Apparently, what Paul says and what Paul does come from opposite ends of the spectrum. Don’t believe it? Look up his campaign statements and compare them to his Senate votes.
Paul claims he holds left-leaning stances like decriminalization of marijuana. He says his presidential campaign is geared toward the progressive interests of women, minorities, and younger voters. Paul publicly gripes about “the Washington machine” that he says doesn’t represent the people’s interests.
But when he steps away from the public stage, Paul then votes against the Paycheck Fairness Act – against the Bring Jobs Home Act – against the Non-Discrimination Act – against environmental protection, workplace safety, minimum wage increase, women’s rights, health, and education. He votes against all the things that his same targeted group of voters not only want, but need. (Paul also gets a 100-percent rating from groups like Global Exchange for his “Loyalty to Finance, Insurance, Real Estate Lobby” that’s evident in his senate votes, and even hires neo-Confederates.) And just how f*cked up is that?
The only other presidential candidate who held a wider gap on the chart was his father, Ron Paul. But Dandy Randy is still the most conservative of all when it comes to his voting record, inching ahead of his dad. He’s even more right-wing than Ted Cruz.

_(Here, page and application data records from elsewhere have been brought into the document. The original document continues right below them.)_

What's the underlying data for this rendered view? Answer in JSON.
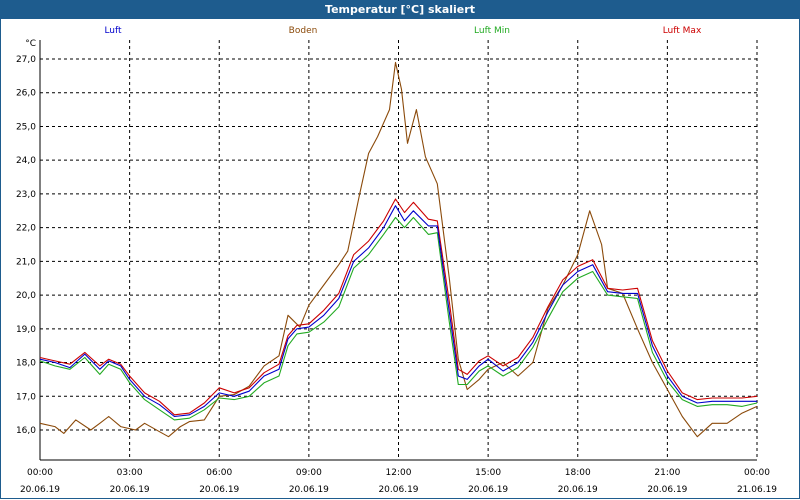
{
  "window": {
    "title": "Temperatur [°C] skaliert"
  },
  "colors": {
    "titlebar": "#1e5c8e",
    "luft": "#0000cc",
    "boden": "#8b4a0a",
    "luft_min": "#22aa22",
    "luft_max": "#cc0000",
    "grid": "#000000"
  },
  "chart_data": {
    "type": "line",
    "title": "Temperatur [°C] skaliert",
    "ylabel": "°C",
    "ylim": [
      15.5,
      27.2
    ],
    "yticks": [
      "27,0",
      "26,0",
      "25,0",
      "24,0",
      "23,0",
      "22,0",
      "21,0",
      "20,0",
      "19,0",
      "18,0",
      "17,0",
      "16,0"
    ],
    "ytick_values": [
      27,
      26,
      25,
      24,
      23,
      22,
      21,
      20,
      19,
      18,
      17,
      16
    ],
    "xlim_hours": [
      0,
      24
    ],
    "xticks": [
      {
        "hour": 0,
        "time": "00:00",
        "date": "20.06.19"
      },
      {
        "hour": 3,
        "time": "03:00",
        "date": "20.06.19"
      },
      {
        "hour": 6,
        "time": "06:00",
        "date": "20.06.19"
      },
      {
        "hour": 9,
        "time": "09:00",
        "date": "20.06.19"
      },
      {
        "hour": 12,
        "time": "12:00",
        "date": "20.06.19"
      },
      {
        "hour": 15,
        "time": "15:00",
        "date": "20.06.19"
      },
      {
        "hour": 18,
        "time": "18:00",
        "date": "20.06.19"
      },
      {
        "hour": 21,
        "time": "21:00",
        "date": "20.06.19"
      },
      {
        "hour": 24,
        "time": "00:00",
        "date": "21.06.19"
      }
    ],
    "grid": true,
    "legend_position": "top",
    "series": [
      {
        "name": "Luft",
        "color_key": "luft",
        "points": [
          [
            0,
            18.1
          ],
          [
            0.5,
            18.0
          ],
          [
            1,
            17.85
          ],
          [
            1.5,
            18.25
          ],
          [
            2,
            17.8
          ],
          [
            2.3,
            18.05
          ],
          [
            2.7,
            17.9
          ],
          [
            3,
            17.5
          ],
          [
            3.5,
            17.0
          ],
          [
            4,
            16.75
          ],
          [
            4.5,
            16.4
          ],
          [
            5,
            16.45
          ],
          [
            5.5,
            16.7
          ],
          [
            6,
            17.1
          ],
          [
            6.5,
            17.0
          ],
          [
            7,
            17.15
          ],
          [
            7.5,
            17.6
          ],
          [
            8,
            17.8
          ],
          [
            8.3,
            18.7
          ],
          [
            8.6,
            19.0
          ],
          [
            9,
            19.05
          ],
          [
            9.5,
            19.4
          ],
          [
            10,
            19.9
          ],
          [
            10.5,
            21.0
          ],
          [
            11,
            21.4
          ],
          [
            11.5,
            22.0
          ],
          [
            11.9,
            22.65
          ],
          [
            12.2,
            22.2
          ],
          [
            12.5,
            22.5
          ],
          [
            13,
            22.05
          ],
          [
            13.3,
            22.05
          ],
          [
            13.7,
            19.5
          ],
          [
            14,
            17.6
          ],
          [
            14.3,
            17.5
          ],
          [
            14.7,
            17.9
          ],
          [
            15,
            18.1
          ],
          [
            15.5,
            17.75
          ],
          [
            16,
            18.0
          ],
          [
            16.5,
            18.6
          ],
          [
            17,
            19.5
          ],
          [
            17.5,
            20.3
          ],
          [
            18,
            20.7
          ],
          [
            18.5,
            20.9
          ],
          [
            19,
            20.1
          ],
          [
            19.5,
            20.05
          ],
          [
            20,
            20.05
          ],
          [
            20.5,
            18.5
          ],
          [
            21,
            17.6
          ],
          [
            21.5,
            17.0
          ],
          [
            22,
            16.8
          ],
          [
            22.5,
            16.85
          ],
          [
            23,
            16.85
          ],
          [
            23.5,
            16.85
          ],
          [
            24,
            16.85
          ]
        ]
      },
      {
        "name": "Boden",
        "color_key": "boden",
        "points": [
          [
            0,
            16.2
          ],
          [
            0.5,
            16.1
          ],
          [
            0.8,
            15.9
          ],
          [
            1.2,
            16.3
          ],
          [
            1.7,
            16.0
          ],
          [
            2,
            16.2
          ],
          [
            2.3,
            16.4
          ],
          [
            2.7,
            16.1
          ],
          [
            3.2,
            16.0
          ],
          [
            3.5,
            16.2
          ],
          [
            4,
            15.95
          ],
          [
            4.3,
            15.8
          ],
          [
            4.7,
            16.1
          ],
          [
            5,
            16.25
          ],
          [
            5.5,
            16.3
          ],
          [
            6,
            17.0
          ],
          [
            6.5,
            17.05
          ],
          [
            7,
            17.3
          ],
          [
            7.5,
            17.9
          ],
          [
            8,
            18.2
          ],
          [
            8.3,
            19.4
          ],
          [
            8.7,
            19.05
          ],
          [
            9,
            19.7
          ],
          [
            9.5,
            20.3
          ],
          [
            10,
            20.9
          ],
          [
            10.3,
            21.3
          ],
          [
            10.7,
            23.0
          ],
          [
            11,
            24.2
          ],
          [
            11.3,
            24.7
          ],
          [
            11.7,
            25.5
          ],
          [
            11.9,
            26.9
          ],
          [
            12.1,
            26.1
          ],
          [
            12.3,
            24.5
          ],
          [
            12.6,
            25.5
          ],
          [
            12.9,
            24.1
          ],
          [
            13.3,
            23.3
          ],
          [
            13.7,
            20.5
          ],
          [
            14,
            18.1
          ],
          [
            14.3,
            17.2
          ],
          [
            14.7,
            17.5
          ],
          [
            15,
            17.8
          ],
          [
            15.5,
            18.0
          ],
          [
            16,
            17.6
          ],
          [
            16.5,
            18.0
          ],
          [
            17,
            19.6
          ],
          [
            17.5,
            20.3
          ],
          [
            18,
            21.2
          ],
          [
            18.4,
            22.5
          ],
          [
            18.8,
            21.5
          ],
          [
            19,
            20.2
          ],
          [
            19.5,
            20.05
          ],
          [
            20,
            19.0
          ],
          [
            20.5,
            18.0
          ],
          [
            21,
            17.2
          ],
          [
            21.5,
            16.4
          ],
          [
            22,
            15.8
          ],
          [
            22.5,
            16.2
          ],
          [
            23,
            16.2
          ],
          [
            23.5,
            16.5
          ],
          [
            24,
            16.7
          ]
        ]
      },
      {
        "name": "Luft Min",
        "color_key": "luft_min",
        "points": [
          [
            0,
            18.05
          ],
          [
            0.5,
            17.9
          ],
          [
            1,
            17.8
          ],
          [
            1.5,
            18.15
          ],
          [
            2,
            17.65
          ],
          [
            2.3,
            17.95
          ],
          [
            2.7,
            17.8
          ],
          [
            3,
            17.4
          ],
          [
            3.5,
            16.9
          ],
          [
            4,
            16.6
          ],
          [
            4.5,
            16.3
          ],
          [
            5,
            16.35
          ],
          [
            5.5,
            16.6
          ],
          [
            6,
            16.95
          ],
          [
            6.5,
            16.9
          ],
          [
            7,
            17.0
          ],
          [
            7.5,
            17.4
          ],
          [
            8,
            17.6
          ],
          [
            8.3,
            18.5
          ],
          [
            8.6,
            18.85
          ],
          [
            9,
            18.9
          ],
          [
            9.5,
            19.2
          ],
          [
            10,
            19.65
          ],
          [
            10.5,
            20.8
          ],
          [
            11,
            21.2
          ],
          [
            11.5,
            21.8
          ],
          [
            11.9,
            22.3
          ],
          [
            12.2,
            22.0
          ],
          [
            12.5,
            22.3
          ],
          [
            13,
            21.8
          ],
          [
            13.3,
            21.85
          ],
          [
            13.7,
            19.2
          ],
          [
            14,
            17.35
          ],
          [
            14.3,
            17.35
          ],
          [
            14.7,
            17.75
          ],
          [
            15,
            17.9
          ],
          [
            15.5,
            17.6
          ],
          [
            16,
            17.85
          ],
          [
            16.5,
            18.45
          ],
          [
            17,
            19.3
          ],
          [
            17.5,
            20.1
          ],
          [
            18,
            20.5
          ],
          [
            18.5,
            20.7
          ],
          [
            19,
            20.0
          ],
          [
            19.5,
            19.95
          ],
          [
            20,
            19.9
          ],
          [
            20.5,
            18.3
          ],
          [
            21,
            17.45
          ],
          [
            21.5,
            16.9
          ],
          [
            22,
            16.7
          ],
          [
            22.5,
            16.75
          ],
          [
            23,
            16.75
          ],
          [
            23.5,
            16.7
          ],
          [
            24,
            16.8
          ]
        ]
      },
      {
        "name": "Luft Max",
        "color_key": "luft_max",
        "points": [
          [
            0,
            18.15
          ],
          [
            0.5,
            18.05
          ],
          [
            1,
            17.95
          ],
          [
            1.5,
            18.3
          ],
          [
            2,
            17.9
          ],
          [
            2.3,
            18.1
          ],
          [
            2.7,
            17.95
          ],
          [
            3,
            17.6
          ],
          [
            3.5,
            17.1
          ],
          [
            4,
            16.85
          ],
          [
            4.5,
            16.45
          ],
          [
            5,
            16.5
          ],
          [
            5.5,
            16.8
          ],
          [
            6,
            17.25
          ],
          [
            6.5,
            17.1
          ],
          [
            7,
            17.25
          ],
          [
            7.5,
            17.7
          ],
          [
            8,
            17.95
          ],
          [
            8.3,
            18.8
          ],
          [
            8.6,
            19.1
          ],
          [
            9,
            19.15
          ],
          [
            9.5,
            19.55
          ],
          [
            10,
            20.05
          ],
          [
            10.5,
            21.2
          ],
          [
            11,
            21.6
          ],
          [
            11.5,
            22.2
          ],
          [
            11.9,
            22.85
          ],
          [
            12.2,
            22.45
          ],
          [
            12.5,
            22.75
          ],
          [
            13,
            22.25
          ],
          [
            13.3,
            22.2
          ],
          [
            13.7,
            19.8
          ],
          [
            14,
            17.8
          ],
          [
            14.3,
            17.65
          ],
          [
            14.7,
            18.05
          ],
          [
            15,
            18.2
          ],
          [
            15.5,
            17.9
          ],
          [
            16,
            18.15
          ],
          [
            16.5,
            18.75
          ],
          [
            17,
            19.65
          ],
          [
            17.5,
            20.45
          ],
          [
            18,
            20.85
          ],
          [
            18.5,
            21.05
          ],
          [
            19,
            20.2
          ],
          [
            19.5,
            20.15
          ],
          [
            20,
            20.2
          ],
          [
            20.5,
            18.65
          ],
          [
            21,
            17.75
          ],
          [
            21.5,
            17.1
          ],
          [
            22,
            16.9
          ],
          [
            22.5,
            16.95
          ],
          [
            23,
            16.95
          ],
          [
            23.5,
            16.95
          ],
          [
            24,
            17.0
          ]
        ]
      }
    ]
  }
}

Paul’s “say one thing, do the opposite” trend is something everyone should know by now, however. For example:
- He frequently claims to be against overspending by the military, but earlier this year Paul introduced an amendment to increase defense spending by almost $190 billion over just two years.

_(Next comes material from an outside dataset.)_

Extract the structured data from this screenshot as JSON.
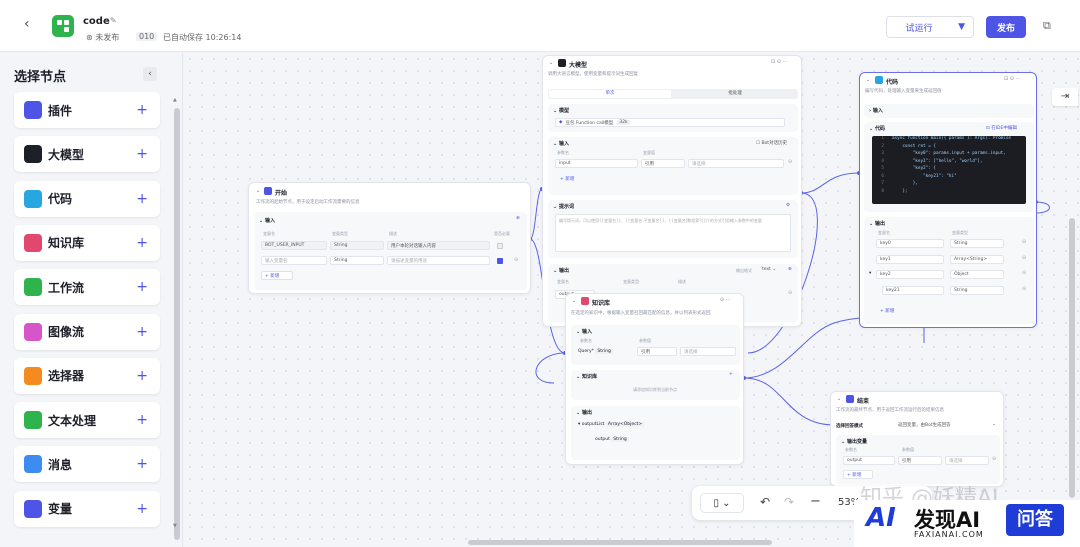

- Paul publicly claims to be against the NSA, calling its domestic surveillance practices an attack on personal liberty. In the Senate, though, he voted against a bill that called for ending that surveillance.
- In January, Paul said he wants to “cut every penny from corporate welfare.” One month prior, though, he co-sponsored a bill for a corporate “tax holiday.”
Paul places a distant sixth of all the Republican presidential candidates at the moment. Let’s hope he gets knocked further down the slate, too, because the current gap between him and first-place Jeb Bush isn’t as wide as the one between what Paul says and what Paul does.
Featured image by Mallory Benedict/PBS NewsHour via Flickr